Dataset rows for apps and sites:
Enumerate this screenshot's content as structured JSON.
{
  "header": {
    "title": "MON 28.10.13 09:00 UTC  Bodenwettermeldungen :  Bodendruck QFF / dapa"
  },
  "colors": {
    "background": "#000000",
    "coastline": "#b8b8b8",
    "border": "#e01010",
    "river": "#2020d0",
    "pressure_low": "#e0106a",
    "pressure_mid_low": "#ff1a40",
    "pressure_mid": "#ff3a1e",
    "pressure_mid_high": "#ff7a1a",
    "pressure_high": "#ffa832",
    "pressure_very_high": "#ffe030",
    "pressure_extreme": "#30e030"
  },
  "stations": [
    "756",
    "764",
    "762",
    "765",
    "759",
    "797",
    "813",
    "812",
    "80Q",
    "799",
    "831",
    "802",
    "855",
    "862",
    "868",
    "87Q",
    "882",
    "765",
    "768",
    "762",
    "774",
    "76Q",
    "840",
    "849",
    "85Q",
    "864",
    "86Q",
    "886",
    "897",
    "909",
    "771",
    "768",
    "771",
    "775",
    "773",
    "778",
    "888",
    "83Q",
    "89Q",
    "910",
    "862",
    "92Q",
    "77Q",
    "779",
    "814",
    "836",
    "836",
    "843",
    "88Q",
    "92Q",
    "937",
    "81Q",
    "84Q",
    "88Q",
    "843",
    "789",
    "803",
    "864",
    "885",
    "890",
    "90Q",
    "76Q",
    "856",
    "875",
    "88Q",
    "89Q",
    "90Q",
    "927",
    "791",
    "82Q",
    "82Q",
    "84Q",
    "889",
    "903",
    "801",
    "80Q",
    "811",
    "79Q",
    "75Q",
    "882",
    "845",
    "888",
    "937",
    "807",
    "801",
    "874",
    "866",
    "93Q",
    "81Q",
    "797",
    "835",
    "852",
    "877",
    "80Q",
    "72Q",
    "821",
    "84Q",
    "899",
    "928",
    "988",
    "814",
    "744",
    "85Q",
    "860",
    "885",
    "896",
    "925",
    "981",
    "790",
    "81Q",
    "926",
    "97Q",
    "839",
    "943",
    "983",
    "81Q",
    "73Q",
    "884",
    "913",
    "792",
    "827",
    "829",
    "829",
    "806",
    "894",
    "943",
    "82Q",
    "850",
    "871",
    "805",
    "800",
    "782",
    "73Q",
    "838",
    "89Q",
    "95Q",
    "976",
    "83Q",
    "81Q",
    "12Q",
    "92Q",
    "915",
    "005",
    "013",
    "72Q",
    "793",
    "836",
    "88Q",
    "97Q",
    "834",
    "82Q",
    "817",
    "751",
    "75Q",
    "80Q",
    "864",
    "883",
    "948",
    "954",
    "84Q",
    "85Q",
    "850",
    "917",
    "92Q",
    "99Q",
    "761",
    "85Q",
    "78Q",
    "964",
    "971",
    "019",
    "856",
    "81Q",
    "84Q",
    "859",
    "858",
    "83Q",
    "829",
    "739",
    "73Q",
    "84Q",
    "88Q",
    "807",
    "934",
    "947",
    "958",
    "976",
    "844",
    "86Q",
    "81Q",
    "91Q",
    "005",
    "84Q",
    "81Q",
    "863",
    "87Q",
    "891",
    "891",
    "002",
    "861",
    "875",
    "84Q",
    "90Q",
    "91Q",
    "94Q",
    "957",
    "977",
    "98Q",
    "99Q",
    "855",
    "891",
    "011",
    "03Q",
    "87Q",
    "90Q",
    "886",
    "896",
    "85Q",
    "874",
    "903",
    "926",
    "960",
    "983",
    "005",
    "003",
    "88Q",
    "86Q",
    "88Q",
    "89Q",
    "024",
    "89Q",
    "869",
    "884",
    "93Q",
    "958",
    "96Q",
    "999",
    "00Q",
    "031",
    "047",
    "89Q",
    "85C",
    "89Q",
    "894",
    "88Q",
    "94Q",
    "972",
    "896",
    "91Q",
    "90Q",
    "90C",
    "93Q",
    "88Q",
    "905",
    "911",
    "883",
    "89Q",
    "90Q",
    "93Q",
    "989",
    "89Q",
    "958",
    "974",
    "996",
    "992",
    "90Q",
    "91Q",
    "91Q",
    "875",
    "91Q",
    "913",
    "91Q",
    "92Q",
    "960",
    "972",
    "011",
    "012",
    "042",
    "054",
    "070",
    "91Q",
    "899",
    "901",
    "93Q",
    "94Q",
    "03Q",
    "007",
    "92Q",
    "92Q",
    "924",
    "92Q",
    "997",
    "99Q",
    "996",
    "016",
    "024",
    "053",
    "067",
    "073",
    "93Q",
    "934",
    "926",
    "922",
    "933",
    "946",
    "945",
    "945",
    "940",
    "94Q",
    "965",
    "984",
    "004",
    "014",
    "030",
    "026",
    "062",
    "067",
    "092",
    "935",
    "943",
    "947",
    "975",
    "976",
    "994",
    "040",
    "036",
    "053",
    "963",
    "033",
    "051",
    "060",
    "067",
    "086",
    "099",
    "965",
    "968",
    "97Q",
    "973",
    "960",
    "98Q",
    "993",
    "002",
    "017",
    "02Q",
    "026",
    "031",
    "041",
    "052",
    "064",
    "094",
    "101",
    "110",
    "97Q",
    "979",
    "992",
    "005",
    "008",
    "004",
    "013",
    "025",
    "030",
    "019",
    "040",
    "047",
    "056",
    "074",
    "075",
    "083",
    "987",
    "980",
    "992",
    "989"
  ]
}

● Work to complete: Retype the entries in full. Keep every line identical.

● Answer area:
Enumerate this screenshot's content as structured JSON.
{
  "header": {
    "title": "MON 28.10.13 09:00 UTC  Bodenwettermeldungen :  Bodendruck QFF / dapa"
  },
  "colors": {
    "background": "#000000",
    "coastline": "#b8b8b8",
    "border": "#e01010",
    "river": "#2020d0",
    "pressure_low": "#e0106a",
    "pressure_mid_low": "#ff1a40",
    "pressure_mid": "#ff3a1e",
    "pressure_mid_high": "#ff7a1a",
    "pressure_high": "#ffa832",
    "pressure_very_high": "#ffe030",
    "pressure_extreme": "#30e030"
  },
  "stations": [
    "756",
    "764",
    "762",
    "765",
    "759",
    "797",
    "813",
    "812",
    "80Q",
    "799",
    "831",
    "802",
    "855",
    "862",
    "868",
    "87Q",
    "882",
    "765",
    "768",
    "762",
    "774",
    "76Q",
    "840",
    "849",
    "85Q",
    "864",
    "86Q",
    "886",
    "897",
    "909",
    "771",
    "768",
    "771",
    "775",
    "773",
    "778",
    "888",
    "83Q",
    "89Q",
    "910",
    "862",
    "92Q",
    "77Q",
    "779",
    "814",
    "836",
    "836",
    "843",
    "88Q",
    "92Q",
    "937",
    "81Q",
    "84Q",
    "88Q",
    "843",
    "789",
    "803",
    "864",
    "885",
    "890",
    "90Q",
    "76Q",
    "856",
    "875",
    "88Q",
    "89Q",
    "90Q",
    "927",
    "791",
    "82Q",
    "82Q",
    "84Q",
    "889",
    "903",
    "801",
    "80Q",
    "811",
    "79Q",
    "75Q",
    "882",
    "845",
    "888",
    "937",
    "807",
    "801",
    "874",
    "866",
    "93Q",
    "81Q",
    "797",
    "835",
    "852",
    "877",
    "80Q",
    "72Q",
    "821",
    "84Q",
    "899",
    "928",
    "988",
    "814",
    "744",
    "85Q",
    "860",
    "885",
    "896",
    "925",
    "981",
    "790",
    "81Q",
    "926",
    "97Q",
    "839",
    "943",
    "983",
    "81Q",
    "73Q",
    "884",
    "913",
    "792",
    "827",
    "829",
    "829",
    "806",
    "894",
    "943",
    "82Q",
    "850",
    "871",
    "805",
    "800",
    "782",
    "73Q",
    "838",
    "89Q",
    "95Q",
    "976",
    "83Q",
    "81Q",
    "12Q",
    "92Q",
    "915",
    "005",
    "013",
    "72Q",
    "793",
    "836",
    "88Q",
    "97Q",
    "834",
    "82Q",
    "817",
    "751",
    "75Q",
    "80Q",
    "864",
    "883",
    "948",
    "954",
    "84Q",
    "85Q",
    "850",
    "917",
    "92Q",
    "99Q",
    "761",
    "85Q",
    "78Q",
    "964",
    "971",
    "019",
    "856",
    "81Q",
    "84Q",
    "859",
    "858",
    "83Q",
    "829",
    "739",
    "73Q",
    "84Q",
    "88Q",
    "807",
    "934",
    "947",
    "958",
    "976",
    "844",
    "86Q",
    "81Q",
    "91Q",
    "005",
    "84Q",
    "81Q",
    "863",
    "87Q",
    "891",
    "891",
    "002",
    "861",
    "875",
    "84Q",
    "90Q",
    "91Q",
    "94Q",
    "957",
    "977",
    "98Q",
    "99Q",
    "855",
    "891",
    "011",
    "03Q",
    "87Q",
    "90Q",
    "886",
    "896",
    "85Q",
    "874",
    "903",
    "926",
    "960",
    "983",
    "005",
    "003",
    "88Q",
    "86Q",
    "88Q",
    "89Q",
    "024",
    "89Q",
    "869",
    "884",
    "93Q",
    "958",
    "96Q",
    "999",
    "00Q",
    "031",
    "047",
    "89Q",
    "85C",
    "89Q",
    "894",
    "88Q",
    "94Q",
    "972",
    "896",
    "91Q",
    "90Q",
    "90C",
    "93Q",
    "88Q",
    "905",
    "911",
    "883",
    "89Q",
    "90Q",
    "93Q",
    "989",
    "89Q",
    "958",
    "974",
    "996",
    "992",
    "90Q",
    "91Q",
    "91Q",
    "875",
    "91Q",
    "913",
    "91Q",
    "92Q",
    "960",
    "972",
    "011",
    "012",
    "042",
    "054",
    "070",
    "91Q",
    "899",
    "901",
    "93Q",
    "94Q",
    "03Q",
    "007",
    "92Q",
    "92Q",
    "924",
    "92Q",
    "997",
    "99Q",
    "996",
    "016",
    "024",
    "053",
    "067",
    "073",
    "93Q",
    "934",
    "926",
    "922",
    "933",
    "946",
    "945",
    "945",
    "940",
    "94Q",
    "965",
    "984",
    "004",
    "014",
    "030",
    "026",
    "062",
    "067",
    "092",
    "935",
    "943",
    "947",
    "975",
    "976",
    "994",
    "040",
    "036",
    "053",
    "963",
    "033",
    "051",
    "060",
    "067",
    "086",
    "099",
    "965",
    "968",
    "97Q",
    "973",
    "960",
    "98Q",
    "993",
    "002",
    "017",
    "02Q",
    "026",
    "031",
    "041",
    "052",
    "064",
    "094",
    "101",
    "110",
    "97Q",
    "979",
    "992",
    "005",
    "008",
    "004",
    "013",
    "025",
    "030",
    "019",
    "040",
    "047",
    "056",
    "074",
    "075",
    "083",
    "987",
    "980",
    "992",
    "989"
  ]
}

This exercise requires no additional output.